July 6, 2013

Snag Films‘ First Quarter reports for 2013 are in: Old School New School received over 76,000 hits! A big THANK YOU to all of the movie’s supporters. We are so excited that people continue watching this study on creativity. Please share the SnagFilms link so others can share in learning how we can all tap into our full creative potential.

Just visit http://www.snagfilms.com, sign up, and start watching free of charge!

Thanks again for all your support and interest. It means the world to us.

Creativity Symposium comes to Avila University, Kansas City, MO

February 2, 2012

Avila University and Steven Fischer present Secrets of Success: The Nature of Creativity, an interactive panel discussion exploring how a person can tap into his or her full creative potential.
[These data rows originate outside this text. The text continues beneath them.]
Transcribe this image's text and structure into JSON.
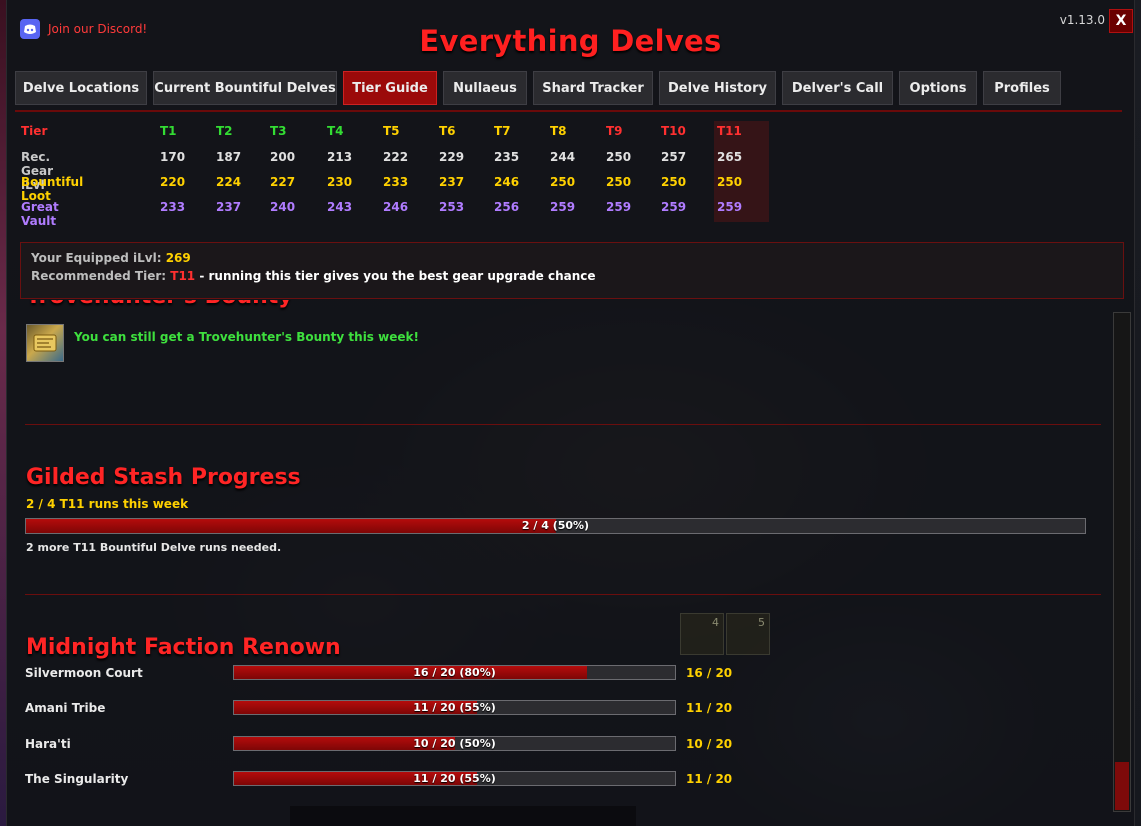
{
  "header": {
    "discord_label": "Join our Discord!",
    "title": "Everything Delves",
    "version": "v1.13.0",
    "close_label": "X"
  },
  "tabs": [
    {
      "label": "Delve Locations",
      "active": false
    },
    {
      "label": "Current Bountiful Delves",
      "active": false
    },
    {
      "label": "Tier Guide",
      "active": true
    },
    {
      "label": "Nullaeus",
      "active": false
    },
    {
      "label": "Shard Tracker",
      "active": false
    },
    {
      "label": "Delve History",
      "active": false
    },
    {
      "label": "Delver's Call",
      "active": false
    },
    {
      "label": "Options",
      "active": false
    },
    {
      "label": "Profiles",
      "active": false
    }
  ],
  "tier_table": {
    "header_label": "Tier",
    "tiers": [
      "T1",
      "T2",
      "T3",
      "T4",
      "T5",
      "T6",
      "T7",
      "T8",
      "T9",
      "T10",
      "T11"
    ],
    "tier_colors": [
      "#33dd33",
      "#33dd33",
      "#33dd33",
      "#33dd33",
      "#ffd100",
      "#ffd100",
      "#ffd100",
      "#ffd100",
      "#ff3030",
      "#ff3030",
      "#ff3030"
    ],
    "rows": [
      {
        "label": "Rec. Gear iLvl",
        "color": "#e0e0e0",
        "label_color": "#c8c8c8",
        "values": [
          "170",
          "187",
          "200",
          "213",
          "222",
          "229",
          "235",
          "244",
          "250",
          "257",
          "265"
        ]
      },
      {
        "label": "Bountiful Loot",
        "color": "#ffd100",
        "label_color": "#ffd100",
        "values": [
          "220",
          "224",
          "227",
          "230",
          "233",
          "237",
          "246",
          "250",
          "250",
          "250",
          "250"
        ]
      },
      {
        "label": "Great Vault",
        "color": "#b07cff",
        "label_color": "#b07cff",
        "values": [
          "233",
          "237",
          "240",
          "243",
          "246",
          "253",
          "256",
          "259",
          "259",
          "259",
          "259"
        ]
      }
    ]
  },
  "ilvl_info": {
    "equipped_label": "Your Equipped iLvl:",
    "equipped_value": "269",
    "recommended_label": "Recommended Tier:",
    "recommended_tier": "T11",
    "recommended_text": "- running this tier gives you the best gear upgrade chance"
  },
  "trovehunter": {
    "heading": "Trovehunter's Bounty",
    "message": "You can still get a Trovehunter's Bounty this week!",
    "icon": "treasure-map-icon"
  },
  "gilded": {
    "heading": "Gilded Stash Progress",
    "subtitle": "2 / 4 T11 runs this week",
    "bar_text": "2 / 4  (50%)",
    "progress": 0.5,
    "note": "2 more T11 Bountiful Delve runs needed."
  },
  "renown": {
    "heading": "Midnight Faction Renown",
    "slot_numbers": [
      "4",
      "5"
    ],
    "factions": [
      {
        "name": "Silvermoon Court",
        "bar_text": "16 / 20  (80%)",
        "progress": 0.8,
        "value": "16 / 20"
      },
      {
        "name": "Amani Tribe",
        "bar_text": "11 / 20  (55%)",
        "progress": 0.55,
        "value": "11 / 20"
      },
      {
        "name": "Hara'ti",
        "bar_text": "10 / 20  (50%)",
        "progress": 0.5,
        "value": "10 / 20"
      },
      {
        "name": "The Singularity",
        "bar_text": "11 / 20  (55%)",
        "progress": 0.55,
        "value": "11 / 20"
      }
    ]
  },
  "colors": {
    "accent_red": "#ff2020",
    "active_tab": "#9b0a0a",
    "gold": "#ffd100",
    "green": "#3ee03e",
    "purple": "#b07cff"
  }
}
The panel continues the dialogue begun in Old School New School with such world-class artists as actor Brian Cox, jazz great McCoy Tyner, and cinematography legend William Fraker.
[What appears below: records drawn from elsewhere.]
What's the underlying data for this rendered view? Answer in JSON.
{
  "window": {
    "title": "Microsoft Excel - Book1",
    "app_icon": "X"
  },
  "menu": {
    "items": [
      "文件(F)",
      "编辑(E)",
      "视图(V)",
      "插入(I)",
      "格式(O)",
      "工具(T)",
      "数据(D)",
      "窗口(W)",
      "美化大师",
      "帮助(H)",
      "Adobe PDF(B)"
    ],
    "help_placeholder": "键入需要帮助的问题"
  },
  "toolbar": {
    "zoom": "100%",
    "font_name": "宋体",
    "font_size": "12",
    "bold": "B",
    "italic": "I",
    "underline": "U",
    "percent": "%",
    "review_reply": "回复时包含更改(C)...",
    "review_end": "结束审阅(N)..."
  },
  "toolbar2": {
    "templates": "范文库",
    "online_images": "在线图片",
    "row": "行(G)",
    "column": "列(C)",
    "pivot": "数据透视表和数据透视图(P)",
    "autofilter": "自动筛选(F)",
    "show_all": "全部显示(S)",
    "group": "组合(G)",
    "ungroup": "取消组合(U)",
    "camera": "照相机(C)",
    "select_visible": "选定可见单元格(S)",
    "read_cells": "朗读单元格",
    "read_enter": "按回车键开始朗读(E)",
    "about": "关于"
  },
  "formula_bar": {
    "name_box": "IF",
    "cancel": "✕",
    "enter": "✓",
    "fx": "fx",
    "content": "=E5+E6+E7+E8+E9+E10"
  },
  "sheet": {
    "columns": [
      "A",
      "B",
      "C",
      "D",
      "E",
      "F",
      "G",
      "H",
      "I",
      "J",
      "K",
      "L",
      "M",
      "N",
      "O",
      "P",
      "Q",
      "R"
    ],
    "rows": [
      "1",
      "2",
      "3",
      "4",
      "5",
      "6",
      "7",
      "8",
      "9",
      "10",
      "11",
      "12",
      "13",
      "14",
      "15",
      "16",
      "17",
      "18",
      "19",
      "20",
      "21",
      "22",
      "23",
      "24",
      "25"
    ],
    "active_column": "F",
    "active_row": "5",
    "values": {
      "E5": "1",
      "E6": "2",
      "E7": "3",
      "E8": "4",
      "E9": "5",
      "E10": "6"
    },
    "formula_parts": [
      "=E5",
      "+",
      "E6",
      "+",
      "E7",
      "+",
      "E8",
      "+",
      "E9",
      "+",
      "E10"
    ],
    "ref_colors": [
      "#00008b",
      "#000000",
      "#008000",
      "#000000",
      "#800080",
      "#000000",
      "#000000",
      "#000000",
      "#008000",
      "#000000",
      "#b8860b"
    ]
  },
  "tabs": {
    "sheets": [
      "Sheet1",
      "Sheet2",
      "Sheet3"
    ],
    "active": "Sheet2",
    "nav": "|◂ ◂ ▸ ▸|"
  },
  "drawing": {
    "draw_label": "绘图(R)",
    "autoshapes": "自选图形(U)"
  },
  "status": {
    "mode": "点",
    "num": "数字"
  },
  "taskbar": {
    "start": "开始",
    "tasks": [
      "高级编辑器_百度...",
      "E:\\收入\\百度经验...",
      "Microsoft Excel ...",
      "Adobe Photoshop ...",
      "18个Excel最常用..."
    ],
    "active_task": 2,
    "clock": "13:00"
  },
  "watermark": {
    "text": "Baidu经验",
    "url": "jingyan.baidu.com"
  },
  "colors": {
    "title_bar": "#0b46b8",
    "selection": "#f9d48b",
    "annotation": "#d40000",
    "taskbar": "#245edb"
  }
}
Join panelists Hermon Mehari, Meagan Flynn, Dr. Sue Ellen McCalley, Stanley E. Bank, and Lori Raye.

Old School New School makes MovieMaker Magazine!

January 19, 2012

MovieMaker Magazine, the nation’s leading magazine on the art and business of making movies, releases a story about the making of Old School New School with Brian Cox. Click here to read!

OSNS in Chicago Artist Resource

January 4, 2012

Chicago Artist Resource recently published a first-person article about the making of Old School New School. Click here to read.

OSNS comes to Avila University

December 19, 2011

On February 8, 2012, Avila University in Kansas City, Missouri, will host a creativity symposium. I will be moderating a discussion and screening a bit of Old School New School.

Click here to check it out!

The Entertainment Corner Reviews OSNS

December 5, 2011

The Entertainment Corner reviewed Old School New School.

Click here to read.